Q My boss, who owns the business, recently added her daughter to our staff. Since "Tammy" would be reporting to me, she asked how I felt about this. I said I would treat her daughter just like any other employee. Unfortunately, I forgot to consider how she might react if I did that.
At first, Tammy and I had a good working relationship. However, I soon began receiving complaints from clients about mistakes that she made. When I mentioned these issues to my boss, she seemed to understand and did not overreact.
The problems continued, so I finally had to call Tammy in for a performance discussion. She said I was picking on her and complained to her mother. When I provided documentation of Tammy's errors, my boss became furious and said I should not be keeping a file on her daughter.
Now I'm not sure what to do. How can I manage Tammy without committing career suicide?
A: Supervising the boss' child is almost always a no-win proposition. When it comes to their offspring, even the most rational managers might have strong protective instincts that override their objectivity.
To walk this particular tightrope, you will need to talk with your boss before taking any action with Tammy. That way, you can gauge her reaction and modify your plans accordingly. Since your manager has shown signs of being a reasonable person, you might also consider discussing the unique challenges posed by this family bond.
For example: "To be perfectly honest, I'm not sure how to handle supervising my boss' daughter. Because of Tammy's special connection to you, we obviously can't have the customary manager-employee relationship. Do you have any thoughts about the best way to approach this situation?"
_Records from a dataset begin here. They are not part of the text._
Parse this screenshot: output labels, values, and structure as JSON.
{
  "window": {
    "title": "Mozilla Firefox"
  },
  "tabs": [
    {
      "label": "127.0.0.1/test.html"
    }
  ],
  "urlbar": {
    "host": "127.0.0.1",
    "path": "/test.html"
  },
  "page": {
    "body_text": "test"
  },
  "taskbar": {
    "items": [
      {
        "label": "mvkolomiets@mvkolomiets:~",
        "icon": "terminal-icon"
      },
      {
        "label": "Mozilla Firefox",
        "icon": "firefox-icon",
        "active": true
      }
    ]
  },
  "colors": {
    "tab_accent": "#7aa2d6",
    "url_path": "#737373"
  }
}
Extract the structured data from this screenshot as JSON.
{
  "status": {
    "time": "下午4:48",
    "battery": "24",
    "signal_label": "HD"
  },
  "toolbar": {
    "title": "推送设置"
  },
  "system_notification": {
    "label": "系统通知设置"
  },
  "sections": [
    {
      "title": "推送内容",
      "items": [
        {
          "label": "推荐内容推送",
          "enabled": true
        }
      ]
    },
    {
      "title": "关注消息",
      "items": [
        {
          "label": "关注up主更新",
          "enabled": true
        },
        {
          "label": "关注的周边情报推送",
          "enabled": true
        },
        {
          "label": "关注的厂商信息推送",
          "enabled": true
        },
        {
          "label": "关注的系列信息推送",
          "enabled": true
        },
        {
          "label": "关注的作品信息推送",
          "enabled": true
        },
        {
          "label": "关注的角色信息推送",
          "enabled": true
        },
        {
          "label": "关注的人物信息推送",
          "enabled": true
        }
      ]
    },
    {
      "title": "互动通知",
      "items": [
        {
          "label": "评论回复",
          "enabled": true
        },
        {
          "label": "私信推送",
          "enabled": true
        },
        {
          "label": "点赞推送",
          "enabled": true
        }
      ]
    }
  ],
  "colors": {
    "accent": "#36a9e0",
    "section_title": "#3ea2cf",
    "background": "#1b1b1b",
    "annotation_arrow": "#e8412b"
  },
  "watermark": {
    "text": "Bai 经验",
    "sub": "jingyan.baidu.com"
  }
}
Unfortunately, most managers who hire their relatives fail to develop a plan for keeping family relationships separate from business relationships.
Fired again and wondering why
Q I was recently fired from a three-month contract job after one week. The human resources manager said I was "resistant to change." I was actually very open to suggestions. But, the person training me was a micromanager, and I was not comfortable working with him.
I have been through several similar terminations, and I'm sick and tired of dealing with these childish issues. How do I keep this from happening again?
A: To answer your question, I need to tell you something you probably don't want to hear. People who repeatedly experience the same difficulty must consider their role in creating the problem. For example, someone who has been married five times obviously has issues with selecting a mate or maintaining a relationship.
Since you have been fired from several jobs, it's time to recognize that you are the common factor in these failures. To break this destructive pattern and have a successful career, you must take a long, hard look in the mirror and identify the behaviors that are causing management to view you as a problem.
Marie G. McIntyre is a workplace coach and the author of "Secrets to Winning at Office Politics."